I thought milkweed was poisonous but apparently not to rabbits who’ve recently taken quite a liking to it. I’ve seen them take down entire stalks from the bottom and devour the entire thing at one time. This can’t be good for any monarch larvae or eggs that might be attached to the plant.

I’ve noticed a squirrel chewing on this same piece of bark under our wood pile. We’ve also noticed rabbits chewing on the corner of our neighbor’s brick garage. We’ve guessed they’re sharpening their teeth which is probably important so they can bite through tough milkweed stalks and nut shells. The chestnuts, with their thorny husks have been falling from our chestnut tree and landing in our driveway and making a loud bang when they hit the tin covering our wood pile.

As for my food, I harvested seven butternut squashes and would have probably gotten more if two didn’t split and rot on the vine and the plant didn’t die of mildew from all the rain. The turnips I planted a month ago have finally taken off. I guess rabbits don’t like them too much. The roots aren’t ready to eat but I’ve been eating the greens as well as those from some much older radishes. My favorite way to eat them is destemmed and stir fried in a little olive oil, salt and water. Cooked just until tender.

Arugula works as both food and cover crop.

Arugula is making a nice ground cover/salad green and it looks like I’ll be getting some tomatoes after all. The squirrels ate all the tomatoes from a group of four plants but one plant remains. It was planted later than the others and in a different location. It looks healthy unlike the others and the forever green tomatoes are finally turning. So, maybe if I want tomatoes I need to plant them later in the season so when they finally get ripe, the squirrels are too busy collecting nuts.

I’ve really come to like roasted okra. I like to roast it until it gets kind of charred, about 40 minutes at 400°.

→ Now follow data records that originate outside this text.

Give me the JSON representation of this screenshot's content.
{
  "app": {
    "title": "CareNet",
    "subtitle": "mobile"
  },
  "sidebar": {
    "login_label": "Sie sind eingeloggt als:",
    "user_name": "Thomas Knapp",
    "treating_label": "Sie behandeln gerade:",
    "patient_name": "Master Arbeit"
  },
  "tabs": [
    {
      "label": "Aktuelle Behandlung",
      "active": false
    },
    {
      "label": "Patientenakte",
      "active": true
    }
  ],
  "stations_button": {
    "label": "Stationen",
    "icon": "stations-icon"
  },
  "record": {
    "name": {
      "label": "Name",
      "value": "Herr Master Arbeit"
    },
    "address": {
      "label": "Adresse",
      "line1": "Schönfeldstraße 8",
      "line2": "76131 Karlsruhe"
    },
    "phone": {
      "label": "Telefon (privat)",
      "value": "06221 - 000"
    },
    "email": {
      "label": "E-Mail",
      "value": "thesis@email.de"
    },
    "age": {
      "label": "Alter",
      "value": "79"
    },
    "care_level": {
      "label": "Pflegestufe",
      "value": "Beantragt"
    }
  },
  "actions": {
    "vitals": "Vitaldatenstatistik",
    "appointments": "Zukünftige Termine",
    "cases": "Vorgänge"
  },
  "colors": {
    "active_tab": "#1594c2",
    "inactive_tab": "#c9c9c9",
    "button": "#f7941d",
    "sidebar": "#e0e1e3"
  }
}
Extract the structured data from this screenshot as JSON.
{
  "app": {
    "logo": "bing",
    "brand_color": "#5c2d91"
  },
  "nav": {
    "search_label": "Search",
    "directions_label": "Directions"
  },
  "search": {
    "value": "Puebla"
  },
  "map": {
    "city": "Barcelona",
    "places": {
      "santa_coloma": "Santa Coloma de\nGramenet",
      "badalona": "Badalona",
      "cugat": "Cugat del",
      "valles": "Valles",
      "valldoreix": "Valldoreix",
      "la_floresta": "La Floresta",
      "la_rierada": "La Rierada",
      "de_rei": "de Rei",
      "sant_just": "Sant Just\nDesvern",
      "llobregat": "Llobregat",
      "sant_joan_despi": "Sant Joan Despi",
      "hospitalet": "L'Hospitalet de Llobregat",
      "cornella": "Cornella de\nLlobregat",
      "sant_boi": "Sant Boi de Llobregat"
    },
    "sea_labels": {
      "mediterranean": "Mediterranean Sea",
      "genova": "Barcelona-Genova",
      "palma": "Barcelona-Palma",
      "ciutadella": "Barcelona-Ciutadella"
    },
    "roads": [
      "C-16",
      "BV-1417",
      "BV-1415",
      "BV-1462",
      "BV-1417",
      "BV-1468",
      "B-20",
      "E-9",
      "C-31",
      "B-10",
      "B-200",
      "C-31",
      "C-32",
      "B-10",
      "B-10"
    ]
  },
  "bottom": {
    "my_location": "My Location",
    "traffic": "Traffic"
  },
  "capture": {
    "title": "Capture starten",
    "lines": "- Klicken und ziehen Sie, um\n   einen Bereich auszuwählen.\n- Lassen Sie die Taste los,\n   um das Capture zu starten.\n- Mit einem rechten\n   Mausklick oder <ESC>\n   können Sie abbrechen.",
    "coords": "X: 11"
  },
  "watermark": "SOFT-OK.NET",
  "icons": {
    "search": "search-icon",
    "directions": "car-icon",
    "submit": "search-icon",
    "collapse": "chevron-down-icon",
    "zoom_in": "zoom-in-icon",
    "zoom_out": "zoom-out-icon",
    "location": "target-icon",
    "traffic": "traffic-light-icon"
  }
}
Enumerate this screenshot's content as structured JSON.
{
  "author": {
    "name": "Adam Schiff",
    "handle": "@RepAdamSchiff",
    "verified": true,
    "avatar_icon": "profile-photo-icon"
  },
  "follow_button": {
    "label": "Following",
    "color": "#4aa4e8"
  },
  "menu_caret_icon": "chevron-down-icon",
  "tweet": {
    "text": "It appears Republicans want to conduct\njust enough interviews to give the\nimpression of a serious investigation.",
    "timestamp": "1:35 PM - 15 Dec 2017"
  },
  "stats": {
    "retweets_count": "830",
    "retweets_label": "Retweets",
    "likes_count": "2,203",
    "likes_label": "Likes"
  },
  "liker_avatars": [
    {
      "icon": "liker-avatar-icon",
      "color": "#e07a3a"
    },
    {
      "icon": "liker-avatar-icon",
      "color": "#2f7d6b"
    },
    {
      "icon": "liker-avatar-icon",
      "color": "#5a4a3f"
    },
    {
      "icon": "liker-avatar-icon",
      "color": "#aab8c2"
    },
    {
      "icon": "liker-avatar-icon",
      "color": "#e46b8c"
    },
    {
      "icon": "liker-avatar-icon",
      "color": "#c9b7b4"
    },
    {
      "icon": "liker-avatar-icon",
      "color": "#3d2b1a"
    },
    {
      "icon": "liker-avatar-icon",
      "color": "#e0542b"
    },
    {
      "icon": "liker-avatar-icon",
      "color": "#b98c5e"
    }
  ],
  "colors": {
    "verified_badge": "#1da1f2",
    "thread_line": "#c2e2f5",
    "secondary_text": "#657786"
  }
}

In the front yard garden, a work in progress, the marigolds are finally doing what I intended which is work as a cover crop, define the border and be pretty. I’m not sure the African variety  (in background) goes with the style but they certainly are ostentatious and yes, I will be designing my future front yard garden around NOT having an ugly rabbit fence. I wrote a post listing some crops rabbits don’t seem to like.

The white snakeroot is looking kind of scraggly here so I’m getting ready to cut them down. I took up the sod on the slope and planted winter rye. I’ll be going into more detail about that at some point.

For now, the air is calm, but things are happening. The locusts belt out their final calls. Squirrels are gathering nuts. Rabbits are just eating. Birds are starting their migration. There’s a lot for me to do too but I’d better get out and enjoy the final touch before the show is over.